Tim Berners-Lee, the 3Com Founders Professor of Engineering and head of the Decentralized Information Group at the Massachusetts Institute of Technology; a professor in the Electronics and Computer Science Department at the University of Southampton; director of the World Wide Web Consortium; and a founding director of the Web Science Trust;


• Noam Chomsky, linguist, philosopher, cognitive scientist, and Institute Professor and Professor (Emeritus) in MIT’s Linguistics and Philosophy Department; noted for his theory of generative grammar that revolutionized the scientific study of language;


• Douglas Engelbart, head of a Stanford Research Institute group that developed the first computer mouse, hypertext, networked computers, and precursors to GUIs;


• Edward Albert Feigenbaum, a Stanford University professor emeritus of computer science and cofounder of applied AI startup firms IntelliCorp, Teknowledge, and Design Power;

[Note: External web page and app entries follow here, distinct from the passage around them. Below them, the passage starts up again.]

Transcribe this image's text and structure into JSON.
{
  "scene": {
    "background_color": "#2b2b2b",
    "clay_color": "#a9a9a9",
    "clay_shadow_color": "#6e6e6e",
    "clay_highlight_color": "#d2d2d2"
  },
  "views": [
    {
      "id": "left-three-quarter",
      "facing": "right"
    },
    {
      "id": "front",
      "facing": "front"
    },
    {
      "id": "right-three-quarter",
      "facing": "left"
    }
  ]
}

• John McCarthy, a Stanford and MIT professor who proposed Lisp, time-sharing computer systems, and program correctness proofs; credited with coining the term “AI”;

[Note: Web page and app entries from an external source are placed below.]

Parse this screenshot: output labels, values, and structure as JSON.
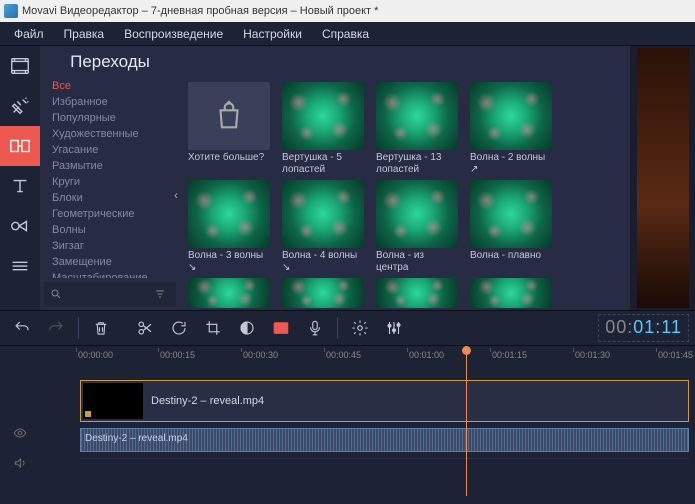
{
  "window": {
    "title": "Movavi Видеоредактор – 7-дневная пробная версия – Новый проект *"
  },
  "menu": {
    "items": [
      "Файл",
      "Правка",
      "Воспроизведение",
      "Настройки",
      "Справка"
    ]
  },
  "panel": {
    "title": "Переходы",
    "categories": [
      "Все",
      "Избранное",
      "Популярные",
      "Художественные",
      "Угасание",
      "Размытие",
      "Круги",
      "Блоки",
      "Геометрические",
      "Волны",
      "Зигзаг",
      "Замещение",
      "Масштабирование"
    ],
    "selected_category": 0,
    "more_label": "Хотите больше?",
    "transitions_row1": [
      "Вертушка - 5 лопастей",
      "Вертушка - 13 лопастей",
      "Волна - 2 волны ↗"
    ],
    "transitions_row2": [
      "Волна - 3 волны ↘",
      "Волна - 4 волны ↘",
      "Волна - из центра",
      "Волна - плавно"
    ]
  },
  "toolbar": {},
  "ruler": {
    "ticks": [
      "00:00:00",
      "00:00:15",
      "00:00:30",
      "00:00:45",
      "00:01:00",
      "00:01:15",
      "00:01:30",
      "00:01:45"
    ]
  },
  "timecode": {
    "prefix": "00:",
    "value": "01:11"
  },
  "timeline": {
    "video_clip": "Destiny-2 – reveal.mp4",
    "audio_clip": "Destiny-2 – reveal.mp4"
  }
}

• Marvin Minsky, Toshiba Professor of Media Arts and Sciences and Professor of Electrical Engineering and Computer Science at MIT, who developed the Society of Mind theory with Seymour Papert and many other advances in cognitive theory;


• Nils J. Nilsson, professor of engineering emeritus at Stanford, who while at SRI International developed statistical and neural-network approaches to pattern recognition;


• Judea Pearl, a professor of computer science and statistics at University of California Los Angeles and director of its Cognitive Systems Laboratory; best known for introducing the probabilistic approach to AI and developing Bayesian networks as inference tools;


• Raj Reddy, the Mozah Bint Nasser University Professor of Computer Science and Robotics in the School of Computer Science at Carnegie Mellon University; and


• Lotfi Zadeh, a University of California, Berkeley computer science professor known for his work on soft computing, fuzzy logic, and neural-net theory.


To put things in perspective for those of us with more pedestrian interests, here are the first 10 inductees of the Baseball Hall of Fame: Ty Cobb, Babe Ruth, Honus Wagner, Christy Mathewson, Walter Johnson, Nap Lajoie, Tris Speaker, Cy Young, Grover Cleveland Alexander, and George Sisler.

UPDATE, Aug. 29 — After watching this video of a conversation between two Cleverbot avatars, we may not be as close to the age of smart machines as I thought.